*Directions*: Though the entries contain pictures, the copy you make should hold only the rest, exactly as written.

* * * *

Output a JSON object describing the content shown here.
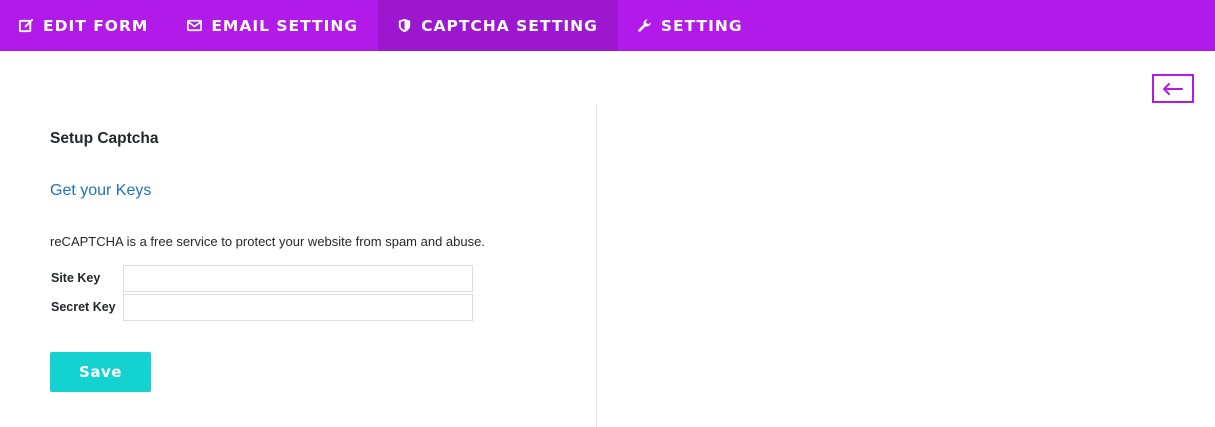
{
  "nav": {
    "tabs": [
      {
        "label": "EDIT FORM",
        "icon": "edit-icon",
        "active": false
      },
      {
        "label": "EMAIL SETTING",
        "icon": "envelope-icon",
        "active": false
      },
      {
        "label": "CAPTCHA SETTING",
        "icon": "shield-icon",
        "active": true
      },
      {
        "label": "SETTING",
        "icon": "wrench-icon",
        "active": false
      }
    ]
  },
  "back": {
    "icon": "arrow-left-icon"
  },
  "captcha": {
    "heading": "Setup Captcha",
    "keys_link": "Get your Keys",
    "description": "reCAPTCHA is a free service to protect your website from spam and abuse.",
    "site_key_label": "Site Key",
    "site_key_value": "",
    "secret_key_label": "Secret Key",
    "secret_key_value": "",
    "save_label": "Save"
  },
  "colors": {
    "nav_bg": "#b21aea",
    "nav_active": "#9c17cf",
    "link": "#1e73be",
    "save_bg": "#14d2cf"
  }
}
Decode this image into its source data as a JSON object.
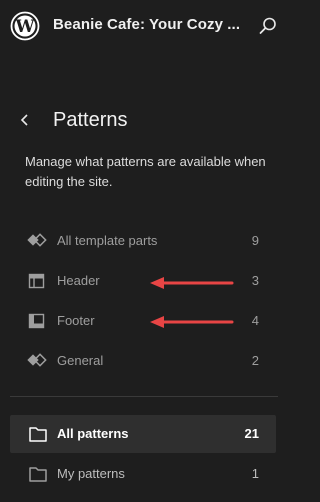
{
  "topbar": {
    "site_title": "Beanie Cafe: Your Cozy ...",
    "logo_icon": "wordpress-logo-icon",
    "search_icon": "search-icon"
  },
  "header": {
    "back_icon": "chevron-left-icon",
    "title": "Patterns",
    "description": "Manage what patterns are available when editing the site."
  },
  "template_parts": [
    {
      "label": "All template parts",
      "count": "9",
      "icon": "blocks-icon"
    },
    {
      "label": "Header",
      "count": "3",
      "icon": "header-layout-icon"
    },
    {
      "label": "Footer",
      "count": "4",
      "icon": "footer-layout-icon"
    },
    {
      "label": "General",
      "count": "2",
      "icon": "blocks-icon"
    }
  ],
  "pattern_categories": [
    {
      "label": "All patterns",
      "count": "21",
      "icon": "folder-icon",
      "active": true
    },
    {
      "label": "My patterns",
      "count": "1",
      "icon": "folder-icon",
      "active": false
    }
  ],
  "annotations": {
    "arrow_color": "#e84545"
  },
  "colors": {
    "background": "#1e1e1e",
    "active_row": "#2f2f2f",
    "muted_text": "#9e9e9e"
  }
}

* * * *

*Result below*:
Output a JSON object describing the content shown here.
{
  "nav": {
    "tabs": [
      {
        "label": "EDIT FORM",
        "icon": "edit-icon",
        "active": false
      },
      {
        "label": "EMAIL SETTING",
        "icon": "envelope-icon",
        "active": false
      },
      {
        "label": "CAPTCHA SETTING",
        "icon": "shield-icon",
        "active": true
      },
      {
        "label": "SETTING",
        "icon": "wrench-icon",
        "active": false
      }
    ]
  },
  "back": {
    "icon": "arrow-left-icon"
  },
  "captcha": {
    "heading": "Setup Captcha",
    "keys_link": "Get your Keys",
    "description": "reCAPTCHA is a free service to protect your website from spam and abuse.",
    "site_key_label": "Site Key",
    "site_key_value": "",
    "secret_key_label": "Secret Key",
    "secret_key_value": "",
    "save_label": "Save"
  },
  "colors": {
    "nav_bg": "#b21aea",
    "nav_active": "#9c17cf",
    "link": "#1e73be",
    "save_bg": "#14d2cf"
  }
}
Decode this image into its source data as a JSON object.
{
  "topbar": {
    "site_title": "Beanie Cafe: Your Cozy ...",
    "logo_icon": "wordpress-logo-icon",
    "search_icon": "search-icon"
  },
  "header": {
    "back_icon": "chevron-left-icon",
    "title": "Patterns",
    "description": "Manage what patterns are available when editing the site."
  },
  "template_parts": [
    {
      "label": "All template parts",
      "count": "9",
      "icon": "blocks-icon"
    },
    {
      "label": "Header",
      "count": "3",
      "icon": "header-layout-icon"
    },
    {
      "label": "Footer",
      "count": "4",
      "icon": "footer-layout-icon"
    },
    {
      "label": "General",
      "count": "2",
      "icon": "blocks-icon"
    }
  ],
  "pattern_categories": [
    {
      "label": "All patterns",
      "count": "21",
      "icon": "folder-icon",
      "active": true
    },
    {
      "label": "My patterns",
      "count": "1",
      "icon": "folder-icon",
      "active": false
    }
  ],
  "annotations": {
    "arrow_color": "#e84545"
  },
  "colors": {
    "background": "#1e1e1e",
    "active_row": "#2f2f2f",
    "muted_text": "#9e9e9e"
  }
}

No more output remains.